I’ve always been picky over lever shape, preferring a nice organic shape (such as Shimano levers through the years) over edgier and less refined shapes (such as Hope). The SRAM Guide RS lever shape is quite simply the best I’ve used! For single finger braking, they are peerless in my opinion. For twin finger braking (who does that anymore?!?!) the lever pivot position is perhaps a little too close to the bars, meaning the lever does have a more pronounced arc than some through its travel. But push them inboard, and use only your index finger, and they’re bang on the money. The lever reach adjust has a useful range. I have suffered one lever that over the length of a ride would adjust itself so that the lever came right into the bars. A phonecall to SRAM tech centre and some threadlock on the adjuster threads later, and it hasn’t misbehaved since. They’re also a huge step up compared to SRAM’s own Guide R brake (which loses the swinglink and has a much cheaper lever blade) in both feel and performance, for relatively little extra cash.

What sort of riding does this disc brake work best in? XC racing, trail riding, enduro, downhill etc.

This is a superb general trail riding brake and a great brake for the smoother Enduro racers. Though fairly lightweight for a 4 piston brake, it’s definitely too heavy for a competitive XC race bike, and they simply don’t offer the same “stick in the spokes” level of deceleration that the likes of a Shimano Saint or SRAM’s own Code brakes do for the DH racer.

Reliability. How well has the disc brake stood up to use? How frequently does it require bleeding? etc.
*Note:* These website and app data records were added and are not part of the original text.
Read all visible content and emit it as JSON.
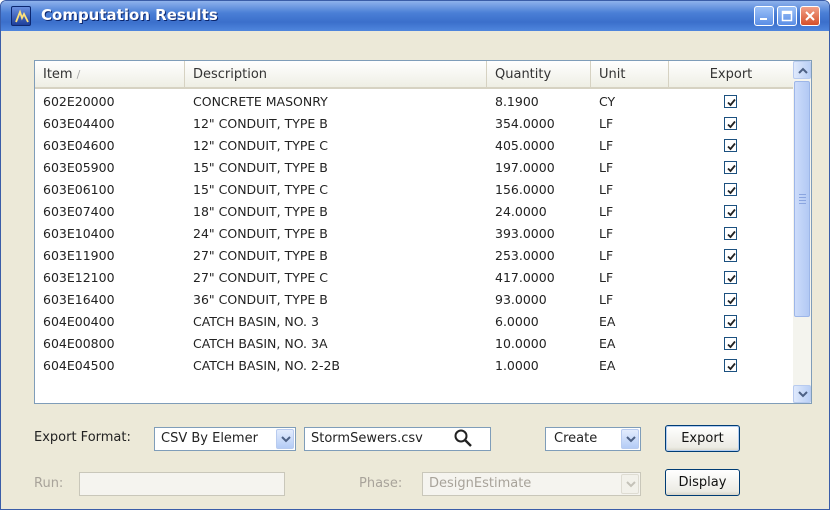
{
  "window": {
    "title": "Computation Results"
  },
  "columns": [
    {
      "label": "Item",
      "sort_indicator": "/"
    },
    {
      "label": "Description"
    },
    {
      "label": "Quantity"
    },
    {
      "label": "Unit"
    },
    {
      "label": "Export"
    }
  ],
  "rows": [
    {
      "item": "602E20000",
      "description": "CONCRETE MASONRY",
      "quantity": "8.1900",
      "unit": "CY",
      "export": true
    },
    {
      "item": "603E04400",
      "description": "12\" CONDUIT, TYPE B",
      "quantity": "354.0000",
      "unit": "LF",
      "export": true
    },
    {
      "item": "603E04600",
      "description": "12\" CONDUIT, TYPE C",
      "quantity": "405.0000",
      "unit": "LF",
      "export": true
    },
    {
      "item": "603E05900",
      "description": "15\" CONDUIT, TYPE B",
      "quantity": "197.0000",
      "unit": "LF",
      "export": true
    },
    {
      "item": "603E06100",
      "description": "15\" CONDUIT, TYPE C",
      "quantity": "156.0000",
      "unit": "LF",
      "export": true
    },
    {
      "item": "603E07400",
      "description": "18\" CONDUIT, TYPE B",
      "quantity": "24.0000",
      "unit": "LF",
      "export": true
    },
    {
      "item": "603E10400",
      "description": "24\" CONDUIT, TYPE B",
      "quantity": "393.0000",
      "unit": "LF",
      "export": true
    },
    {
      "item": "603E11900",
      "description": "27\" CONDUIT, TYPE B",
      "quantity": "253.0000",
      "unit": "LF",
      "export": true
    },
    {
      "item": "603E12100",
      "description": "27\" CONDUIT, TYPE C",
      "quantity": "417.0000",
      "unit": "LF",
      "export": true
    },
    {
      "item": "603E16400",
      "description": "36\" CONDUIT, TYPE B",
      "quantity": "93.0000",
      "unit": "LF",
      "export": true
    },
    {
      "item": "604E00400",
      "description": "CATCH BASIN, NO. 3",
      "quantity": "6.0000",
      "unit": "EA",
      "export": true
    },
    {
      "item": "604E00800",
      "description": "CATCH BASIN, NO. 3A",
      "quantity": "10.0000",
      "unit": "EA",
      "export": true
    },
    {
      "item": "604E04500",
      "description": "CATCH BASIN, NO. 2-2B",
      "quantity": "1.0000",
      "unit": "EA",
      "export": true
    }
  ],
  "controls": {
    "export_format_label": "Export Format:",
    "export_format_value": "CSV By Elemer",
    "filename_value": "StormSewers.csv",
    "mode_value": "Create",
    "export_button": "Export",
    "run_label": "Run:",
    "run_value": "",
    "phase_label": "Phase:",
    "phase_value": "DesignEstimate",
    "display_button": "Display"
  },
  "icons": {
    "app": "computation-results-app-icon",
    "minimize": "minimize-icon",
    "maximize": "maximize-icon",
    "close": "close-icon",
    "search": "magnifier-icon",
    "checkbox": "checkmark-icon"
  },
  "colors": {
    "titlebar": "#3b6fcb",
    "window_bg": "#ece9d8",
    "checkbox_border": "#1c5180"
  }
}
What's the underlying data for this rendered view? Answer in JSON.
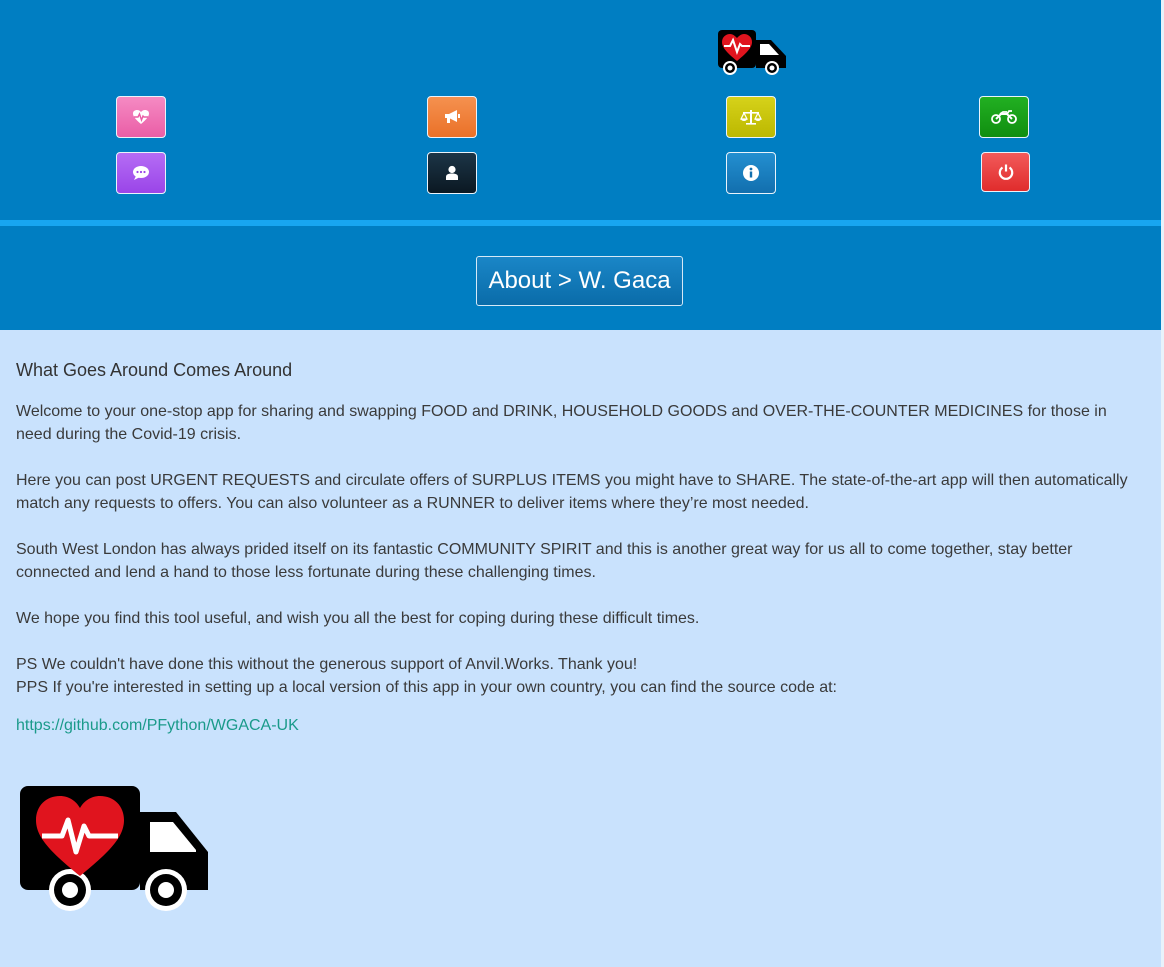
{
  "header": {
    "logo_name": "heart-van-logo",
    "nav_buttons": [
      {
        "name": "health-button",
        "icon": "heart-pulse-icon",
        "color": "#f170b4"
      },
      {
        "name": "announce-button",
        "icon": "megaphone-icon",
        "color": "#f0803a"
      },
      {
        "name": "balance-button",
        "icon": "scales-icon",
        "color": "#c7c400"
      },
      {
        "name": "runner-button",
        "icon": "motorbike-icon",
        "color": "#18a018"
      },
      {
        "name": "chat-button",
        "icon": "chat-bubble-icon",
        "color": "#a855ee"
      },
      {
        "name": "profile-button",
        "icon": "user-icon",
        "color": "#12222f"
      },
      {
        "name": "info-button",
        "icon": "info-icon",
        "color": "#1b7fc1"
      },
      {
        "name": "logout-button",
        "icon": "power-icon",
        "color": "#eb3b3b"
      }
    ]
  },
  "page": {
    "title": "About > W. Gaca"
  },
  "content": {
    "heading": "What Goes Around Comes Around",
    "p1": "Welcome to your one-stop app for sharing and swapping FOOD and DRINK, HOUSEHOLD GOODS and OVER-THE-COUNTER MEDICINES for those in need during the Covid-19 crisis.",
    "p2": "Here you can post URGENT REQUESTS and circulate offers of SURPLUS ITEMS you might have to SHARE. The state-of-the-art app will then automatically match any requests to offers. You can also volunteer as a RUNNER to deliver items where they’re most needed.",
    "p3": "South West London has always prided itself on its fantastic COMMUNITY SPIRIT and this is another great way for us all to come together, stay better connected and lend a hand to those less fortunate during these challenging times.",
    "p4": "We hope you find this tool useful, and wish you all the best for coping during these difficult times.",
    "ps": "PS We couldn't have done this without the generous support of Anvil.Works.  Thank you!",
    "pps": "PPS If you're interested in setting up a local version of this app in your own country, you can find the source code at:",
    "link": "https://github.com/PFython/WGACA-UK"
  },
  "colors": {
    "header_bg": "#007ec2",
    "divider": "#18a6f0",
    "page_bg": "#c9e2fd",
    "link": "#1a9a8a"
  }
}
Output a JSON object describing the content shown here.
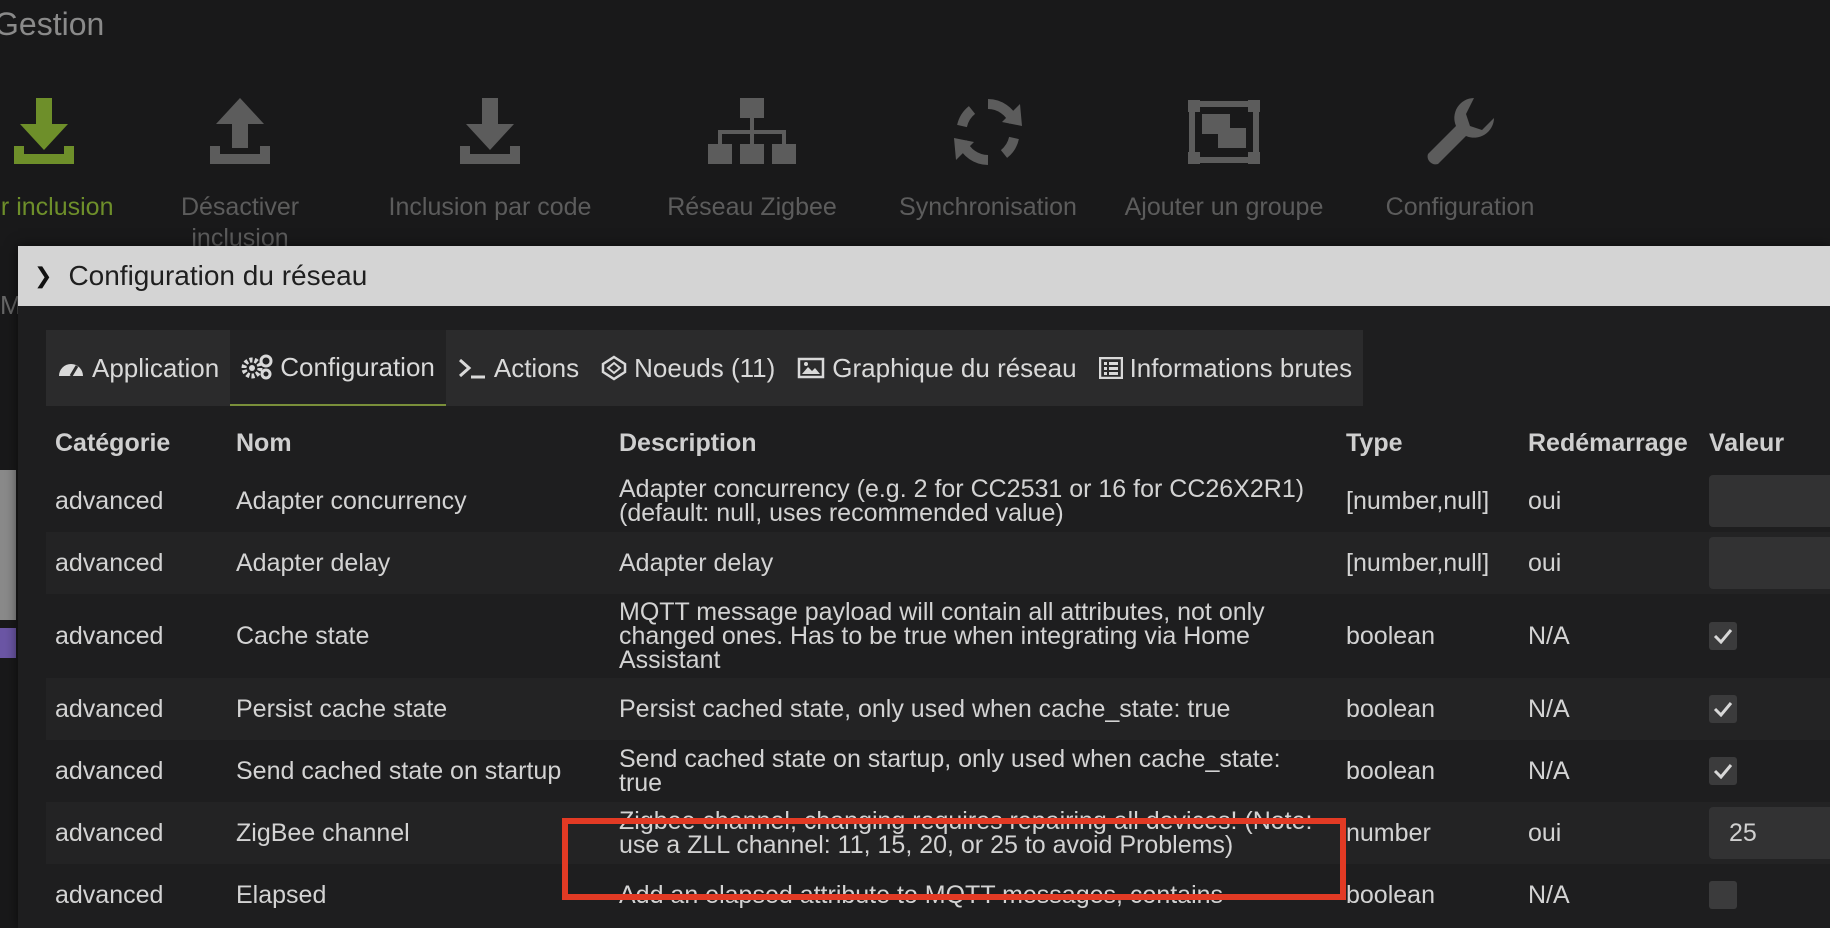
{
  "page": {
    "title": "Gestion"
  },
  "toolbar": {
    "items": [
      {
        "label": "ver inclusion",
        "icon": "download-icon"
      },
      {
        "label": "Désactiver inclusion",
        "icon": "upload-icon"
      },
      {
        "label": "Inclusion par code",
        "icon": "download-icon"
      },
      {
        "label": "Réseau Zigbee",
        "icon": "network-tree-icon"
      },
      {
        "label": "Synchronisation",
        "icon": "sync-icon"
      },
      {
        "label": "Ajouter un groupe",
        "icon": "group-object-icon"
      },
      {
        "label": "Configuration",
        "icon": "wrench-icon"
      }
    ]
  },
  "modal": {
    "title": "Configuration du réseau",
    "tabs": [
      {
        "label": "Application",
        "icon": "dashboard-icon"
      },
      {
        "label": "Configuration",
        "icon": "gears-icon"
      },
      {
        "label": "Actions",
        "icon": "terminal-icon"
      },
      {
        "label": "Noeuds (11)",
        "icon": "codepen-icon"
      },
      {
        "label": "Graphique du réseau",
        "icon": "image-icon"
      },
      {
        "label": "Informations brutes",
        "icon": "list-icon"
      }
    ],
    "active_tab": "Configuration"
  },
  "table": {
    "headers": [
      "Catégorie",
      "Nom",
      "Description",
      "Type",
      "Redémarrage",
      "Valeur"
    ],
    "rows": [
      {
        "category": "advanced",
        "name": "Adapter concurrency",
        "description": "Adapter concurrency (e.g. 2 for CC2531 or 16 for CC26X2R1) (default: null, uses recommended value)",
        "type": "[number,null]",
        "restart": "oui",
        "value": ""
      },
      {
        "category": "advanced",
        "name": "Adapter delay",
        "description": "Adapter delay",
        "type": "[number,null]",
        "restart": "oui",
        "value": ""
      },
      {
        "category": "advanced",
        "name": "Cache state",
        "description": "MQTT message payload will contain all attributes, not only changed ones. Has to be true when integrating via Home Assistant",
        "type": "boolean",
        "restart": "N/A",
        "value": "true"
      },
      {
        "category": "advanced",
        "name": "Persist cache state",
        "description": "Persist cached state, only used when cache_state: true",
        "type": "boolean",
        "restart": "N/A",
        "value": "true"
      },
      {
        "category": "advanced",
        "name": "Send cached state on startup",
        "description": "Send cached state on startup, only used when cache_state: true",
        "type": "boolean",
        "restart": "N/A",
        "value": "true"
      },
      {
        "category": "advanced",
        "name": "ZigBee channel",
        "description": "Zigbee channel, changing requires repairing all devices! (Note: use a ZLL channel: 11, 15, 20, or 25 to avoid Problems)",
        "type": "number",
        "restart": "oui",
        "value": "25"
      },
      {
        "category": "advanced",
        "name": "Elapsed",
        "description": "Add an elapsed attribute to MQTT messages, contains",
        "type": "boolean",
        "restart": "N/A",
        "value": ""
      }
    ]
  },
  "colors": {
    "accent_green": "#6e8f2a",
    "highlight_red": "#e23a24"
  }
}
Considering the damage that was done to the Avid/SRAM brand by the Elixir models, the Guide series really needed to be a massive step up in terms of reliability. The Guides haven’t disappointed! Sure, the Guide R is, relatively speaking, less reliable and doesn’t perform as well (their ubiquity as an OEM fitment on so many bikes is perhaps their downfall!), but the Guide RS may as well be a totally different brake! I’ve run these brakes on both full sus and hardtails for a couple of years now, and after initial fitting, they’ve not required a bleed since. As long as you replace the pads before they’re totally worn out, you shouldn’t need to bleed yours very often either.

Could you be a product reviewer? Tell us about your disc brakes!


They're not quite perfect (those wanting bite point adjust too would do well to seek out the RSC model) and they're not for everyone (some people just like grabby brakes, and the Elixir did an enormous amount of damage to the brand for many people), but for the general trail bike rider and the smoother Enduro racers they are right up there in terms of performance. Rating: 9/10


Features:Weight: 380g Lever Material: Aluminum Caliper Design: 4-piston, dual diameter caliper Finish: Black Rotor: Centerline Pad: Steel-backed Organic Fluid: DOT 5.1 Mount: Ambidextrous Adjustment: Tool-free Reach Adjust, Banjo Adjust Special Features: Tool-free Reach Adjust, Piggyback Reservoir, MatchMaker X compatible, Lever Pivot Bearings Technology Highlight(s): SwingLink™, PURE™ Bladder, TPC™ Plus Material: Forged Aluminum Pad/Holder: Top-loading Intended Use: TR/AM/FR System: Open System Rotor Sizes: 140 (rear), 160, 170, 180, 200mm Tri-Align Caliper Positioning System: No Tool-Free Pad Replacement: Yes Bend Zone™: Yes Ambidextrous: Yes Stainless Hardware: Yes